This past week’s Mid-Week Blues Buster challenge posted a prompt from Levon Helm’s “False Hearted Lover Blues.” This was the first time I wrote a story for this blog, and I must say, it was quite fun:
“Willie! How’d you get in here?”
He gestured behind him. “The backdoor man.”
“Well sit yo’ ass down down. Get you some chicken, some pork n’ beans.”
Willie rubbed his hands together and took a chair across from his old friend. “Ooo-eee. Damn that smells good. And you know me, I can eat mo’ chicken any man ever seen.”
Jelly Roll laughed his raspy laugh. “Yes you can Willie, yes you can. Whatcha drinkin’?”
“Bartender! One bourbon, one scotch, and one beer for ol’ Willie here.”
“No whiskey? Gin?”
“Hell no,” grumbled Jelly Roll. “Whiskey make you drowsy. Gin can make you think. A common cold can kill ya but my woman drove me to drink…Ah, thank you kindly sir. Drink, drink up Willie.”
Willie chuckled, took a sip of beer, and added his own. “If the river was whiskey and I was a duck I would swim to the bottom and never come up.” He lifted a smile.
“What’s got ya down Willie?”
“Have you ever loved a woman so much you tremble in pain?”
“Ah shee-it! Don’t start me that talkin.’”
“Been down so god damn long.” Willie sighed and downed the bourbon.
“What she do this time?”
“My woman, she got a mojo n she’s tryin’ to keep it hid. Nothin’ but bad luck.”
“Shee-it, if it wasn’t for bad luck I wouldn’t have no luck at all.”
“I told her I’ma gonna pack my things ‘n go. Guess you don’t love me, babe, loving mister so-and-so. Then she tells me, ‘Whoo, I would rather go blind, Willie, than to see you walk away from me, child, no. She done started to beg.”
“She done what?”
“I’m tellin’ ya. She begged. Got down on her hands and knees.

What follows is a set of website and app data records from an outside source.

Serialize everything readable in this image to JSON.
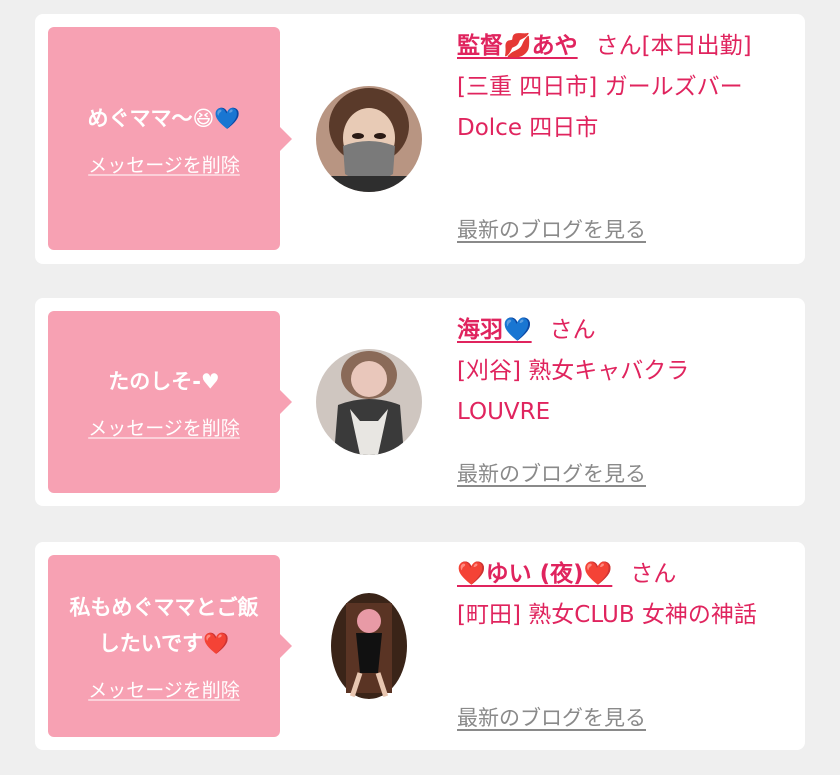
{
  "cards": [
    {
      "message": "めぐママ〜😆💙",
      "delete_label": "メッセージを削除",
      "name": "監督💋あや",
      "san": "さん",
      "status": "[本日出勤]",
      "shop": "[三重 四日市] ガールズバー Dolce 四日市",
      "blog_label": "最新のブログを見る"
    },
    {
      "message": "たのしそ-♥",
      "delete_label": "メッセージを削除",
      "name": "海羽💙",
      "san": "さん",
      "status": "",
      "shop": "[刈谷] 熟女キャバクラ LOUVRE",
      "blog_label": "最新のブログを見る"
    },
    {
      "message": "私もめぐママとご飯したいです❤️",
      "delete_label": "メッセージを削除",
      "name": "❤️ゆい (夜)❤️",
      "san": "さん",
      "status": "",
      "shop": "[町田] 熟女CLUB 女神の神話",
      "blog_label": "最新のブログを見る"
    }
  ],
  "colors": {
    "background": "#efefef",
    "bubble": "#f7a1b3",
    "link_pink": "#e0245e",
    "blog_gray": "#8a8a8a"
  }
}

I said, ‘Baby, you done lost your good thing.’ I shook my head and said ‘No.’”
“I feel ya brother, I feel ya.” Jelly Roll took a mouthful of scotch. “Woke up this monin’ with an awful achin’ head. Some of these women, boy, sure do make me tired.” He sighed and filled his mouth again with the bronze liquor and mustered a smile. “But I tell you what—“ and he began to laugh “—If my baby don’t love me no more I know her sister will.”
Willie slammed the table thrice, and laughed that deep bellow. He took a bite of chicken and looked across the empty (save he, Jelly Roll, and the bartender) Soul Kitchen. “Do you done left yo’ woman too?”

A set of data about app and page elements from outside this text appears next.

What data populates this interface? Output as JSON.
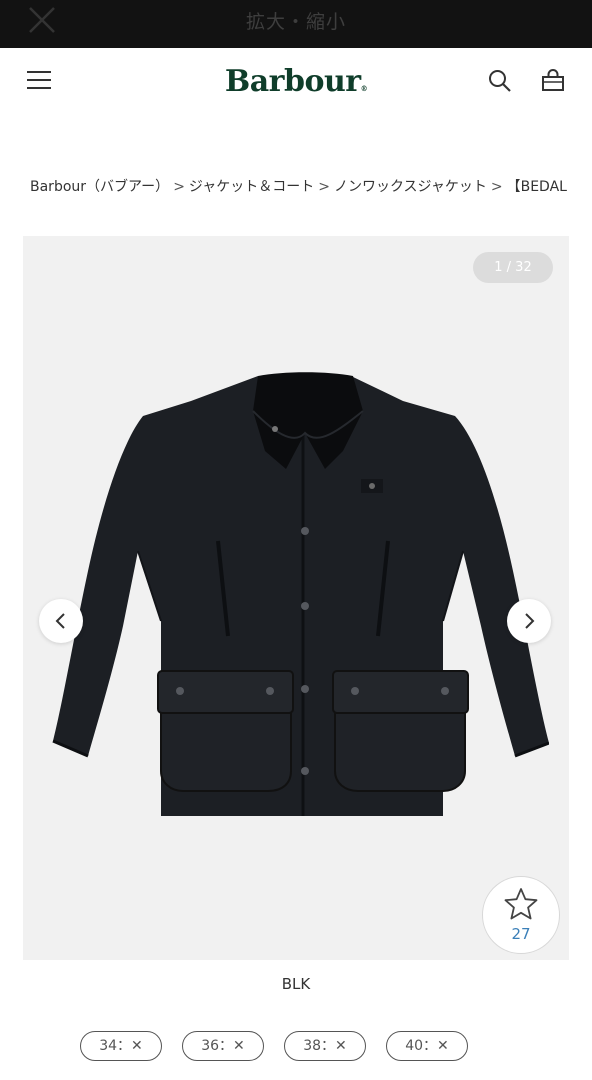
{
  "zoom_bar": {
    "title": "拡大・縮小"
  },
  "header": {
    "logo": "Barbour",
    "logo_mark": "®"
  },
  "breadcrumb": [
    "Barbour（バブアー）",
    "ジャケット＆コート",
    "ノンワックスジャケット",
    "【BEDAL"
  ],
  "gallery": {
    "counter": "1 / 32",
    "favorite_count": "27"
  },
  "product": {
    "color": "BLK"
  },
  "sizes": [
    {
      "label": "34：✕"
    },
    {
      "label": "36：✕"
    },
    {
      "label": "38：✕"
    },
    {
      "label": "40：✕"
    }
  ],
  "colors": {
    "logo": "#0f3d2a",
    "favorite_count": "#3a7fb8",
    "jacket": "#1c1f24"
  }
}
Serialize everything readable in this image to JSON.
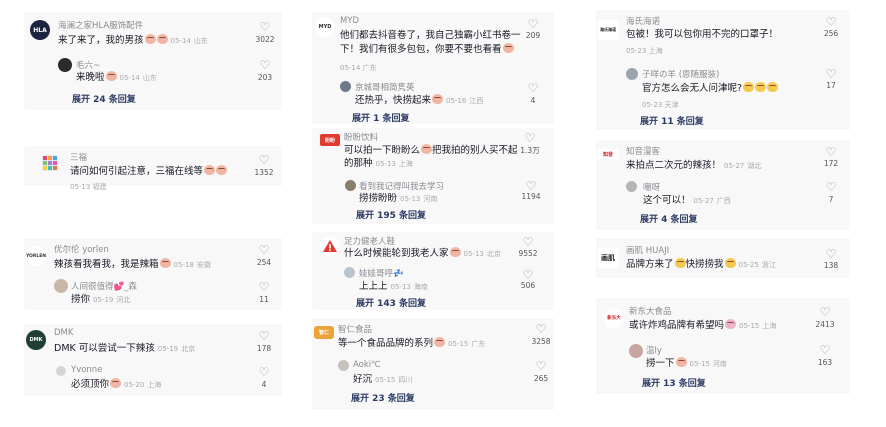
{
  "cards": [
    {
      "id": "c1",
      "main": {
        "name": "海澜之家HLA服饰配件",
        "text": "来了来了，我的男孩",
        "emojis": 2,
        "date": "05-14",
        "loc": "山东",
        "likes": "3022",
        "avatar_color": "#1c2440",
        "avatar_text": "HLA"
      },
      "sub": {
        "name": "毛六~",
        "text": "来晚啦",
        "emojis": 1,
        "date": "05-14",
        "loc": "山东",
        "likes": "203",
        "avatar_color": "#2b2b2b"
      },
      "expand": "展开 24 条回复"
    },
    {
      "id": "c2",
      "main": {
        "name": "三福",
        "text": "请问如何引起注意，三福在线等",
        "emojis": 2,
        "date": "05-13",
        "loc": "福建",
        "likes": "1352",
        "avatar_color": "#e8e4f2",
        "avatar_text": ""
      },
      "sub": null,
      "expand": ""
    },
    {
      "id": "c3",
      "main": {
        "name": "优尔伦 yorlen",
        "text": "辣孩看我看我，我是辣箱",
        "emojis": 1,
        "date": "05-18",
        "loc": "安徽",
        "likes": "254",
        "avatar_color": "#ffffff",
        "avatar_text": "YORLEN"
      },
      "sub": {
        "name": "人间很值得💕_森",
        "text": "捞你",
        "emojis": 0,
        "date": "05-19",
        "loc": "河北",
        "likes": "11",
        "avatar_color": "#c9b7a7"
      },
      "expand": ""
    },
    {
      "id": "c4",
      "main": {
        "name": "DMK",
        "text": "DMK 可以尝试一下辣孩",
        "emojis": 0,
        "date": "05-19",
        "loc": "北京",
        "likes": "178",
        "avatar_color": "#1f3f35",
        "avatar_text": "DMK"
      },
      "sub": {
        "name": "Yvonne",
        "text": "必须顶你",
        "emojis": 1,
        "date": "05-20",
        "loc": "上海",
        "likes": "4",
        "avatar_color": "#d5d5d5"
      },
      "expand": ""
    },
    {
      "id": "c5",
      "main": {
        "name": "MYD",
        "text": "他们都去抖音卷了，我自己独霸小红书卷一",
        "text2": "下！我们有很多包包，你要不要也看看",
        "emojis": 1,
        "date": "05-14",
        "loc": "广东",
        "likes": "209",
        "avatar_color": "#ffffff",
        "avatar_text": "MYD"
      },
      "sub": {
        "name": "京城哥相简隽英",
        "text": "还热乎，快捞起来",
        "emojis": 1,
        "date": "05-16",
        "loc": "江西",
        "likes": "4",
        "avatar_color": "#6b7a8a"
      },
      "expand": "展开 1 条回复"
    },
    {
      "id": "c6",
      "main": {
        "name": "盼盼饮料",
        "text": "可以拍一下盼盼么",
        "text2": "把我拍的别人买不起",
        "text3": "的那种",
        "emojis": 1,
        "date": "05-13",
        "loc": "上海",
        "likes": "1.3万",
        "avatar_color": "#e33a2f",
        "avatar_text": "盼盼"
      },
      "sub": {
        "name": "看到我记得叫我去学习",
        "text": "捞捞盼盼",
        "emojis": 0,
        "date": "05-13",
        "loc": "河南",
        "likes": "1194",
        "avatar_color": "#8a7d6b"
      },
      "expand": "展开 195 条回复"
    },
    {
      "id": "c7",
      "main": {
        "name": "足力健老人鞋",
        "text": "什么时候能轮到我老人家",
        "emojis": 1,
        "date": "05-13",
        "loc": "北京",
        "likes": "9552",
        "avatar_color": "#ffffff",
        "avatar_text": "足力健"
      },
      "sub": {
        "name": "娃娃哥呼💤",
        "text": "上上上",
        "emojis": 0,
        "date": "05-13",
        "loc": "海南",
        "likes": "506",
        "avatar_color": "#b9c4cf"
      },
      "expand": "展开 143 条回复"
    },
    {
      "id": "c8",
      "main": {
        "name": "智仁食品",
        "text": "等一个食品品牌的系列",
        "emojis": 1,
        "date": "05-15",
        "loc": "广东",
        "likes": "3258",
        "avatar_color": "#e9a33a",
        "avatar_text": "智仁"
      },
      "sub": {
        "name": "Aoki℃",
        "text": "好沉",
        "emojis": 0,
        "date": "05-15",
        "loc": "四川",
        "likes": "265",
        "avatar_color": "#c7c2bc"
      },
      "expand": "展开 23 条回复"
    },
    {
      "id": "c9",
      "main": {
        "name": "海氏海诺",
        "text": "包被！我可以包你用不完的口罩子！",
        "emojis": 0,
        "date": "05-23",
        "loc": "上海",
        "likes": "256",
        "avatar_color": "#ffffff",
        "avatar_text": "海氏海诺"
      },
      "sub": {
        "name": "子咩の羊 (恩随服装)",
        "text": "官方怎么会无人问津呢?",
        "emojis": 3,
        "date": "05-23",
        "loc": "天津",
        "likes": "17",
        "avatar_color": "#9aa4ad"
      },
      "expand": "展开 11 条回复"
    },
    {
      "id": "c10",
      "main": {
        "name": "知音漫客",
        "text": "来拍点二次元的辣孩！",
        "emojis": 0,
        "date": "05-27",
        "loc": "湖北",
        "likes": "172",
        "avatar_color": "#ffffff",
        "avatar_text": "知音"
      },
      "sub": {
        "name": "嘲呀",
        "text": "这个可以！",
        "emojis": 0,
        "date": "05-27",
        "loc": "广西",
        "likes": "7",
        "avatar_color": "#b5b5b5"
      },
      "expand": "展开 4 条回复"
    },
    {
      "id": "c11",
      "main": {
        "name": "画肌 HUAJI",
        "text": "品牌方来了",
        "text2": "快捞捞我",
        "emojis": 2,
        "date": "05-25",
        "loc": "浙江",
        "likes": "138",
        "avatar_color": "#ffffff",
        "avatar_text": "画肌"
      },
      "sub": null,
      "expand": ""
    },
    {
      "id": "c12",
      "main": {
        "name": "新东大食品",
        "text": "或许炸鸡品牌有希望吗",
        "emojis": 1,
        "date": "05-15",
        "loc": "上海",
        "likes": "2413",
        "avatar_color": "#ffffff",
        "avatar_text": "新东大"
      },
      "sub": {
        "name": "温ly",
        "text": "捞一下",
        "emojis": 1,
        "date": "05-15",
        "loc": "河南",
        "likes": "163",
        "avatar_color": "#c8a5a0"
      },
      "expand": "展开 13 条回复"
    }
  ]
}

“Damn right’n I did. But I’m so lonely I ain’t even high. Left me for another man Willie. But shee-it, the way I figur it she’s just another notch on my guitar and I’d rather be the devil than be that woman’s man. One thing’s fo sure, I’m sure my false-hearted lover will drive me to my lonesome grave.”
“Damn straight Jelly Roll, damn straight.” Willie finished the scotch in one fail swoop. “Before I left I been feeling I’ve been tied to the whipping post and thought to myself ‘good lord I feel like I’m dyin.’” He piled a scoop of beans on his spoon and shoveled it into his mouth.

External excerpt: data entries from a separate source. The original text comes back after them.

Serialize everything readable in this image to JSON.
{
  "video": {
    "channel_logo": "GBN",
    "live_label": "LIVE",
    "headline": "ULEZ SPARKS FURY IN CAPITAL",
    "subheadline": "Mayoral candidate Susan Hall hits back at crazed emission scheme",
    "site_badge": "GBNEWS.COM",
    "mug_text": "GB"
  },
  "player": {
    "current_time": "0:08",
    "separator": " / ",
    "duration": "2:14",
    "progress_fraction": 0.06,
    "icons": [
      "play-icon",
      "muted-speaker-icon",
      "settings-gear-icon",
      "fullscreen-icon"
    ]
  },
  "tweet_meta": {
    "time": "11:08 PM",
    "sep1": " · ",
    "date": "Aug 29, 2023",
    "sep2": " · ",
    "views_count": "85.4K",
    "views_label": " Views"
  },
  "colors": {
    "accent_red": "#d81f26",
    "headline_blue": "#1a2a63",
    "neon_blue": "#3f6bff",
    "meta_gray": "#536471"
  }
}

“What she say when you done tell ‘er?’”
Willie laughed. “Told me I’m gonna miss her.”
“Miss her?” Jelly Roll waved his hand. “Shee-it. What you say t’that?”
“Told her I don’t care when you go, how long you stay. Beside, how can I miss you if you won’t go away?”
Jelly Roll pointed that old calloused finger at Willie. “Now that’s a smart one.”
“Yeah, but now that I been done thinkin’ bout it, the more I think nobody loves me but my mother.”
“And she could be jivin’ too!”
That one got both of them rollin’ and when the laughter subsided, they sighed, ate and drank their beers in silence.
Willie finished first, rose from his seat, and finished the beer.
“Where you goin’ Willie?”
“Wherever the stone rolls me Jelly.”
“Well then let it roll ol’ buddy, let it roll and make sure ta keep ya’ eyes on the road and yo hands upon the wheel.”
“No eternal reward will forgive us now for wasting the dawn.”